We filed a police report the next day and subsequently discovered that the bikes weren’t covered by our vehicle insurance (and one day the bloke might even be forgiven for this oversight).
All of that made for a rather Bad Friday and a depressing Easter amid a host of regrets including the decision to buy new good bikes for our trip. Mind you, that same night a travelling pair were robbed at gunpoint at a rest stop not very far from where we were, so I suppose things could have been decidedly worse.
To make up for this crap experience, our friends in Comboyne pulled out all stops to make us welcome. Even their various animals including a menagerie of birds seemed happy to see us and made us love them. We were the lucky recipients of extraordinary hospitality, cooked breakfasts and the best eggs ever, laid by their very happy hens. Our friends showed us their neck of the woods, walked us throughout their substantial and very attractive 50 acre property which includes a large pond and an amazing lookout (cum VIP area) with views into the mountains, the basin below, the bordering shire and national park, and the coast – possibly the best vantage point I’ve ever seen on a private property. They introduced us to half their community and took us to the monthly community wine evening.
Also, their garden offered an unexpected kiwi delight – two trees bountiful with fabulous feijoas, which we hadn’t tasted since 2010. They are in season and grow beautifully in this cooler climate.

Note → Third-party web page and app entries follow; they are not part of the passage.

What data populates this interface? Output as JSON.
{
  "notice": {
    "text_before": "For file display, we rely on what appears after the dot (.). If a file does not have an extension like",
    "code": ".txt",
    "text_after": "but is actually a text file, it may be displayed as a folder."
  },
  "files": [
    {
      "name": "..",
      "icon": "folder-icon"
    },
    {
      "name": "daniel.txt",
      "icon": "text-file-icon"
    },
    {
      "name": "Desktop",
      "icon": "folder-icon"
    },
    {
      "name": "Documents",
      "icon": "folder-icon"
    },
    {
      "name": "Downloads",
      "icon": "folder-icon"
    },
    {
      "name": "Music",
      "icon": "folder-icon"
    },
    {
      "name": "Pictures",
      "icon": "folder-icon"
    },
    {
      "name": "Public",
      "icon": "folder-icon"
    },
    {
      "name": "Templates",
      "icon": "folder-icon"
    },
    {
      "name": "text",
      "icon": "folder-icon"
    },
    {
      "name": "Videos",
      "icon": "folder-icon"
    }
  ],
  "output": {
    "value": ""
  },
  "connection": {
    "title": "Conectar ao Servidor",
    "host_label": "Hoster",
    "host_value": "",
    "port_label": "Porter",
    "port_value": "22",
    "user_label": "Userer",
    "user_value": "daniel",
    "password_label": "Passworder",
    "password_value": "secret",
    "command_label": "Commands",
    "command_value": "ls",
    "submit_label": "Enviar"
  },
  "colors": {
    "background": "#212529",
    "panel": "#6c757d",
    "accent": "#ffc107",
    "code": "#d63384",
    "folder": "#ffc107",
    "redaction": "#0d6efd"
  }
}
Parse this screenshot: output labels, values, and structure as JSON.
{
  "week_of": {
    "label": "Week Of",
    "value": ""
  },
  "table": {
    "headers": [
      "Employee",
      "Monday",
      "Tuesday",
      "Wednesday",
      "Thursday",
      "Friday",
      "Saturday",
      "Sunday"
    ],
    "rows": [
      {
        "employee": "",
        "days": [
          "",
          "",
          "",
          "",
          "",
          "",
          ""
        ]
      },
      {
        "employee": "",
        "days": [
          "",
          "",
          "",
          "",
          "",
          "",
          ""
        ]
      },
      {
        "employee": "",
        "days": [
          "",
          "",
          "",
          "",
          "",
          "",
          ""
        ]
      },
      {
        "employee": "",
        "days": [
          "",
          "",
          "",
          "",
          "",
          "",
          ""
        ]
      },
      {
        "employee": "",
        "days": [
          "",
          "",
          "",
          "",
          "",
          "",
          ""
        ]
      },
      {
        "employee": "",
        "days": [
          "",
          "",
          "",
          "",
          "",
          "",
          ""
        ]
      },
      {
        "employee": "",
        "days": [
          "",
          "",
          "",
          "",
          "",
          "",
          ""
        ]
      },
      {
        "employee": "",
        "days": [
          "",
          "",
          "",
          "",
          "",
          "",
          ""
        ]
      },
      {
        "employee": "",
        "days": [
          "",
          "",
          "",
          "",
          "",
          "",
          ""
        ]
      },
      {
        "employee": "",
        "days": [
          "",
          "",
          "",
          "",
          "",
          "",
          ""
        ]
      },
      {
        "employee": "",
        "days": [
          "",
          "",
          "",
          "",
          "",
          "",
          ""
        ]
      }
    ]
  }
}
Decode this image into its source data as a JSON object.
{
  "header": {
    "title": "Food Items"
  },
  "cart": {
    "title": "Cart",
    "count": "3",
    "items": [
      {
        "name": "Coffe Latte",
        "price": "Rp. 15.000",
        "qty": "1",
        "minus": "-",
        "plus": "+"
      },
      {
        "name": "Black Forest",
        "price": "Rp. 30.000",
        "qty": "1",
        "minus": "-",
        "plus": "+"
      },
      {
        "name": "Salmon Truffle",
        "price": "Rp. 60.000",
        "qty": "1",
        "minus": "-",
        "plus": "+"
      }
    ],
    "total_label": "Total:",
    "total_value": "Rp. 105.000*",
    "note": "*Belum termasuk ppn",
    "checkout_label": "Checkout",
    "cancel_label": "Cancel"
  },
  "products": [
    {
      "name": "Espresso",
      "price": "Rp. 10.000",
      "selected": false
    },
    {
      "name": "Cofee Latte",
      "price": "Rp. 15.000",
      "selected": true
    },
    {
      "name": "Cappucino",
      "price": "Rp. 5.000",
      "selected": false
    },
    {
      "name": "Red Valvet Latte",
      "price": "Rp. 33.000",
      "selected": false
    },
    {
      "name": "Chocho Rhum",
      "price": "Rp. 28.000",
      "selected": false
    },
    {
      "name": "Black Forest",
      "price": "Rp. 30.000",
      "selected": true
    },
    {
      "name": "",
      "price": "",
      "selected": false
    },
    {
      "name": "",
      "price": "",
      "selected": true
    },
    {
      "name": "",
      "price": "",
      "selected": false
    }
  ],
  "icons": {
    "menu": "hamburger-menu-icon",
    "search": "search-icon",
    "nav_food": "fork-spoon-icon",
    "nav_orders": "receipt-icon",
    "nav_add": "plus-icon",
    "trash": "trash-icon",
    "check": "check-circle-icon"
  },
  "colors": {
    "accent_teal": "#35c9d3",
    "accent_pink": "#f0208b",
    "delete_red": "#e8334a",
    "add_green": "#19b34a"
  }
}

We gorged ourselves and were given enough to make some jam for our future sensory pleasure.
It was a red ribbon visitor experience, we were loved to bits and all but asked to stay.
Frankly, you’d be hard pressed to find a nicer and more interesting bunch of people, including various degrees of alternative/sustainable lifestylers who chose the location as a bolthole in case (or indeed when) the shit hits the fan. We met one couple who completely built their poured clay house themselves, utterly on a shoestring budget, completely off grid, with a large productive garden, and on a very large and very remote forest block, accessible only with a very grunty 4WD.
If you’re looking for a country lifestyle, a caring community and relative isolation – the people of Comboyne have done a great job of convincing us that you won’t find better!
Want to see more pictures of Comboyne?
Click on the photo above or on this link – courtesy of our photographic friend.
Weird and wonderful sights